|The LOFAR Pulsar Working Group
| Effective all-sky surveys for pulsars and fast transients require both large field-of-view (FoV) and high sensitivity. LOFAR can achieve high sensitivity for pulsar observations by coherently combining stations together (adding them in phase). However, the FoV of these so-called tied-array beams is reduced in proportion to the distance between the stations. For the LOFAR Superterp, the roughly 5.5-deg FoV in the high-band is reduced to a 0.5-deg FoV when all 12 HBA sub-stations are combined.
To regain FoV, one can form multiple tied-array beams simultaneously. This increases the data rate significantly, but allows for efficient all-sky surveys. Previously we have presented tests with 19 tied-array beams formed with the LOFAR Superterp stations.
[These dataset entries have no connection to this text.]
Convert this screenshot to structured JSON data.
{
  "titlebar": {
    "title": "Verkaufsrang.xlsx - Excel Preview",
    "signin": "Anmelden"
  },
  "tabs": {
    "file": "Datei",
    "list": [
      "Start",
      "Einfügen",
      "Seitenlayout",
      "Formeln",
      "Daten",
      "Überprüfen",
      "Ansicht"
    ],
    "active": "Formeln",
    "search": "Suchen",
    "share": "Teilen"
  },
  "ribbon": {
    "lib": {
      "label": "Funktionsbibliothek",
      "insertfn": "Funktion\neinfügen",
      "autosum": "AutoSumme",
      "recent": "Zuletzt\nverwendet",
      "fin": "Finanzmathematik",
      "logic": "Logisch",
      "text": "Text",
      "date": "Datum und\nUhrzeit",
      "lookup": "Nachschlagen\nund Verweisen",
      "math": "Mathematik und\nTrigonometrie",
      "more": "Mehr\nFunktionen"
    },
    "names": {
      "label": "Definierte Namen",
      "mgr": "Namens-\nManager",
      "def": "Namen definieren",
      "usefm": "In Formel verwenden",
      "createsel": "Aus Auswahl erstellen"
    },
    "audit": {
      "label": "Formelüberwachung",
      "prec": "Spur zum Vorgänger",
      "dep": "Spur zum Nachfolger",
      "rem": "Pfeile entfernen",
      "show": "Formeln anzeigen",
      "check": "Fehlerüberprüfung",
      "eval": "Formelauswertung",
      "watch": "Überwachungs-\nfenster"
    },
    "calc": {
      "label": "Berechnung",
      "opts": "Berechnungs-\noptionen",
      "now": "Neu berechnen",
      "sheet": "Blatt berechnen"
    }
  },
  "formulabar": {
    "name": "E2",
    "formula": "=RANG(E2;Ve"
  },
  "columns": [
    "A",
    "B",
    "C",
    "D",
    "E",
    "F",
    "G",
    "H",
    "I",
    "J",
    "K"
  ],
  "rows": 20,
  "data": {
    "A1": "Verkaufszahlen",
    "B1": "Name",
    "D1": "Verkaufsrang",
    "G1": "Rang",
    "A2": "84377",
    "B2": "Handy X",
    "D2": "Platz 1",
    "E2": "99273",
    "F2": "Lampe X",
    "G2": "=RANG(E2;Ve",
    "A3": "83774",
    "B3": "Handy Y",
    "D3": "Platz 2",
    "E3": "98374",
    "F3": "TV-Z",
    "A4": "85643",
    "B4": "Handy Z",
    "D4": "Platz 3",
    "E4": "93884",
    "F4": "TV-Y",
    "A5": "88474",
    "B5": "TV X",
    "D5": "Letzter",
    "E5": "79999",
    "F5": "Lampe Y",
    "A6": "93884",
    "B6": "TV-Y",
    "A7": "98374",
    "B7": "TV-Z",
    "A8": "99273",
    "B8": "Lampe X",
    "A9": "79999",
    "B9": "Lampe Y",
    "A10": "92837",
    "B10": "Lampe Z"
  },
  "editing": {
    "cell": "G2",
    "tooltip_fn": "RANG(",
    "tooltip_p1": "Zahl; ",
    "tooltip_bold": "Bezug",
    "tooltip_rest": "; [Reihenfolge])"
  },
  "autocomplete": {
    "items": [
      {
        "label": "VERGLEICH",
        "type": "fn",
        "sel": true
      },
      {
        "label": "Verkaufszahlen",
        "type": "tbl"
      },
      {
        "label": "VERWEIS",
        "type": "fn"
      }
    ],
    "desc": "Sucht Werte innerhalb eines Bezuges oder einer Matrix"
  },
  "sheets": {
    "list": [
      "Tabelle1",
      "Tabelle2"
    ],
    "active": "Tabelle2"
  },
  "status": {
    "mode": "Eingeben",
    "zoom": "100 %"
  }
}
Recently, we have begun tests using 127 tied-array beams, enough to completely cover the 24-tile HBA sub-station FoV.
This figure shows the results of a short observation of the bright pulsar B2217+27 in this mode. The pulsar was purposely offset 1 degree north of the center of the station beam (indicated by the white circle). For each tied-array beam the data were dedispersed and folded at the known values for this pulsar in order to produce a cumulative pulse profile. Plotted in color are the signal-to-noise ratios (S/N) of these detections. The pulsar is clearly detected in the correct beam, with a S/N of > 2000. The pulsar was also detected, much more weakly, in other beams, presumably due to side-lobes. This gives good confidence that a LOFAR survey in this mode can reliably pin-point the locations of new sources.
For more information on the performance of LOFAR's impressive beam-former, see Mol & Romein (2011) at http://adsabs.harvard.edu/abs/2011arXiv1105.0661M.